Give back every record exactly, with its pictures left out.

Records provided Start Marker

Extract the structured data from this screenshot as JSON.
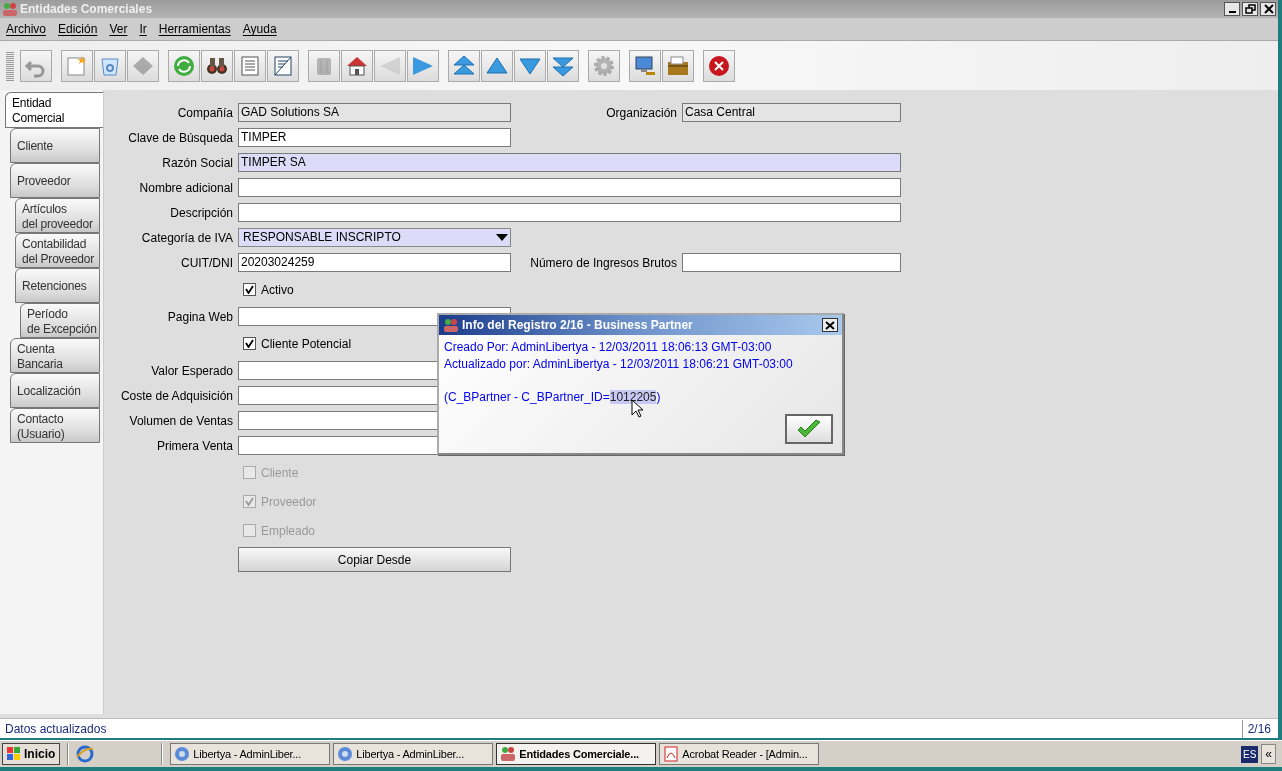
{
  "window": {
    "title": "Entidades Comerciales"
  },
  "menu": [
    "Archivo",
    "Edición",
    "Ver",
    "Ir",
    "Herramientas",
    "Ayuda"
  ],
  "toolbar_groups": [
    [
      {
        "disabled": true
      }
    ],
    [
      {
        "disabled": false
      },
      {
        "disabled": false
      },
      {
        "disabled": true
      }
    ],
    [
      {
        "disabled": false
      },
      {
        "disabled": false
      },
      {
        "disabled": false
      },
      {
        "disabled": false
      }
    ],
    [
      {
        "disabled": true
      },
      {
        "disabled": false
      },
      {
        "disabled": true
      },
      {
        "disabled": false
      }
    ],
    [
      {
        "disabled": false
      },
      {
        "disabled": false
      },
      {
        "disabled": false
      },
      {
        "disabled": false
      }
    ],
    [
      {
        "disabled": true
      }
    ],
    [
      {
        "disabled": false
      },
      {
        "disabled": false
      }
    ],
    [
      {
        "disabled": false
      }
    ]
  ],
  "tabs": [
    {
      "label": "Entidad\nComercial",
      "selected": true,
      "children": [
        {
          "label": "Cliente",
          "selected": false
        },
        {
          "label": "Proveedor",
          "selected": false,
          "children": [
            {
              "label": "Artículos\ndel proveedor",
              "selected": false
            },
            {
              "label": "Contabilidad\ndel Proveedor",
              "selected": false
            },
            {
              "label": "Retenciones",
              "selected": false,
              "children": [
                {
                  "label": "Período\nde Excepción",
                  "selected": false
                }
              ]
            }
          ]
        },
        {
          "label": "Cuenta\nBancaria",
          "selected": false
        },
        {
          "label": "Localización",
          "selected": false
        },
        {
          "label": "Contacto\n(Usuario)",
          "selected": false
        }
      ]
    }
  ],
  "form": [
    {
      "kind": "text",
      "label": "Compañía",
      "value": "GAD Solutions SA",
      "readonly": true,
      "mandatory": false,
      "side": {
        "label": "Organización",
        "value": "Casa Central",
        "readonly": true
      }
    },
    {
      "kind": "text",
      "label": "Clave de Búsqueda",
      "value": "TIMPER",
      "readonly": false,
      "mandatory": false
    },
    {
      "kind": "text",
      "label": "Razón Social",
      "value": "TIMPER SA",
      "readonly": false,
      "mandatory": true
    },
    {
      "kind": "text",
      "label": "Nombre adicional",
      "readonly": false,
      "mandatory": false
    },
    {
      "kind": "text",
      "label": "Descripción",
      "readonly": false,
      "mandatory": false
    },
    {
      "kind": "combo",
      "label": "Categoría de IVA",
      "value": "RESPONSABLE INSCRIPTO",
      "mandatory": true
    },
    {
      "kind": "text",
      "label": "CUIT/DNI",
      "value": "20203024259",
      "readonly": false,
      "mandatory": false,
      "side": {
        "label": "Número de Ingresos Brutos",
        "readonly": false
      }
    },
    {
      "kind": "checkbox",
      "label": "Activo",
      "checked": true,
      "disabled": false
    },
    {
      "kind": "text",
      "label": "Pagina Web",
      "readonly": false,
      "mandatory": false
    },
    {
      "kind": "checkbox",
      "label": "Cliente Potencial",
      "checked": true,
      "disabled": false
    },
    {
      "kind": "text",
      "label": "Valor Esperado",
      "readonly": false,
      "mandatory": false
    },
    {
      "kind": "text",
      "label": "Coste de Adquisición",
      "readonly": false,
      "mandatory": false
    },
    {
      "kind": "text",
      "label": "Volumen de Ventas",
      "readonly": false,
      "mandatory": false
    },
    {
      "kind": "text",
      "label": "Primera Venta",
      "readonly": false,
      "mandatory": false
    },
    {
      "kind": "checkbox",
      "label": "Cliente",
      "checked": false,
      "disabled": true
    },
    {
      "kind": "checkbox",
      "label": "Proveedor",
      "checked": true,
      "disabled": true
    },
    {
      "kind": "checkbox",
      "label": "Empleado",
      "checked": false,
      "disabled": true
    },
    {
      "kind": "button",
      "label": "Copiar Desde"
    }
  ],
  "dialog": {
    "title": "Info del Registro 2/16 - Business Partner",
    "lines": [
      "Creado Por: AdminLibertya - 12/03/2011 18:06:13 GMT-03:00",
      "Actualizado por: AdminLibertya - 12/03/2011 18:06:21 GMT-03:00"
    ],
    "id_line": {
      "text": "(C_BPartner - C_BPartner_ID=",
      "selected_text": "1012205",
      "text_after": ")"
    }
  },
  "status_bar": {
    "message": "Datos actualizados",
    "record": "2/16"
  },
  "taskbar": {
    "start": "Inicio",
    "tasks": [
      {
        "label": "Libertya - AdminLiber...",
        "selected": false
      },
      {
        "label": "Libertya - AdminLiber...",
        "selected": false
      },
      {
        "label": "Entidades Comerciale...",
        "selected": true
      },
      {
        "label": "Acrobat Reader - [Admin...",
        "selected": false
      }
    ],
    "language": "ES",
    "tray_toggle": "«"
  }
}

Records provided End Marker

Answer below —
Extract the structured data from this screenshot as JSON.
{
  "window": {
    "title": "Entidades Comerciales"
  },
  "menu": [
    "Archivo",
    "Edición",
    "Ver",
    "Ir",
    "Herramientas",
    "Ayuda"
  ],
  "toolbar_groups": [
    [
      {
        "disabled": true
      }
    ],
    [
      {
        "disabled": false
      },
      {
        "disabled": false
      },
      {
        "disabled": true
      }
    ],
    [
      {
        "disabled": false
      },
      {
        "disabled": false
      },
      {
        "disabled": false
      },
      {
        "disabled": false
      }
    ],
    [
      {
        "disabled": true
      },
      {
        "disabled": false
      },
      {
        "disabled": true
      },
      {
        "disabled": false
      }
    ],
    [
      {
        "disabled": false
      },
      {
        "disabled": false
      },
      {
        "disabled": false
      },
      {
        "disabled": false
      }
    ],
    [
      {
        "disabled": true
      }
    ],
    [
      {
        "disabled": false
      },
      {
        "disabled": false
      }
    ],
    [
      {
        "disabled": false
      }
    ]
  ],
  "tabs": [
    {
      "label": "Entidad\nComercial",
      "selected": true,
      "children": [
        {
          "label": "Cliente",
          "selected": false
        },
        {
          "label": "Proveedor",
          "selected": false,
          "children": [
            {
              "label": "Artículos\ndel proveedor",
              "selected": false
            },
            {
              "label": "Contabilidad\ndel Proveedor",
              "selected": false
            },
            {
              "label": "Retenciones",
              "selected": false,
              "children": [
                {
                  "label": "Período\nde Excepción",
                  "selected": false
                }
              ]
            }
          ]
        },
        {
          "label": "Cuenta\nBancaria",
          "selected": false
        },
        {
          "label": "Localización",
          "selected": false
        },
        {
          "label": "Contacto\n(Usuario)",
          "selected": false
        }
      ]
    }
  ],
  "form": [
    {
      "kind": "text",
      "label": "Compañía",
      "value": "GAD Solutions SA",
      "readonly": true,
      "mandatory": false,
      "side": {
        "label": "Organización",
        "value": "Casa Central",
        "readonly": true
      }
    },
    {
      "kind": "text",
      "label": "Clave de Búsqueda",
      "value": "TIMPER",
      "readonly": false,
      "mandatory": false
    },
    {
      "kind": "text",
      "label": "Razón Social",
      "value": "TIMPER SA",
      "readonly": false,
      "mandatory": true
    },
    {
      "kind": "text",
      "label": "Nombre adicional",
      "readonly": false,
      "mandatory": false
    },
    {
      "kind": "text",
      "label": "Descripción",
      "readonly": false,
      "mandatory": false
    },
    {
      "kind": "combo",
      "label": "Categoría de IVA",
      "value": "RESPONSABLE INSCRIPTO",
      "mandatory": true
    },
    {
      "kind": "text",
      "label": "CUIT/DNI",
      "value": "20203024259",
      "readonly": false,
      "mandatory": false,
      "side": {
        "label": "Número de Ingresos Brutos",
        "readonly": false
      }
    },
    {
      "kind": "checkbox",
      "label": "Activo",
      "checked": true,
      "disabled": false
    },
    {
      "kind": "text",
      "label": "Pagina Web",
      "readonly": false,
      "mandatory": false
    },
    {
      "kind": "checkbox",
      "label": "Cliente Potencial",
      "checked": true,
      "disabled": false
    },
    {
      "kind": "text",
      "label": "Valor Esperado",
      "readonly": false,
      "mandatory": false
    },
    {
      "kind": "text",
      "label": "Coste de Adquisición",
      "readonly": false,
      "mandatory": false
    },
    {
      "kind": "text",
      "label": "Volumen de Ventas",
      "readonly": false,
      "mandatory": false
    },
    {
      "kind": "text",
      "label": "Primera Venta",
      "readonly": false,
      "mandatory": false
    },
    {
      "kind": "checkbox",
      "label": "Cliente",
      "checked": false,
      "disabled": true
    },
    {
      "kind": "checkbox",
      "label": "Proveedor",
      "checked": true,
      "disabled": true
    },
    {
      "kind": "checkbox",
      "label": "Empleado",
      "checked": false,
      "disabled": true
    },
    {
      "kind": "button",
      "label": "Copiar Desde"
    }
  ],
  "dialog": {
    "title": "Info del Registro 2/16 - Business Partner",
    "lines": [
      "Creado Por: AdminLibertya - 12/03/2011 18:06:13 GMT-03:00",
      "Actualizado por: AdminLibertya - 12/03/2011 18:06:21 GMT-03:00"
    ],
    "id_line": {
      "text": "(C_BPartner - C_BPartner_ID=",
      "selected_text": "1012205",
      "text_after": ")"
    }
  },
  "status_bar": {
    "message": "Datos actualizados",
    "record": "2/16"
  },
  "taskbar": {
    "start": "Inicio",
    "tasks": [
      {
        "label": "Libertya - AdminLiber...",
        "selected": false
      },
      {
        "label": "Libertya - AdminLiber...",
        "selected": false
      },
      {
        "label": "Entidades Comerciale...",
        "selected": true
      },
      {
        "label": "Acrobat Reader - [Admin...",
        "selected": false
      }
    ],
    "language": "ES",
    "tray_toggle": "«"
  }
}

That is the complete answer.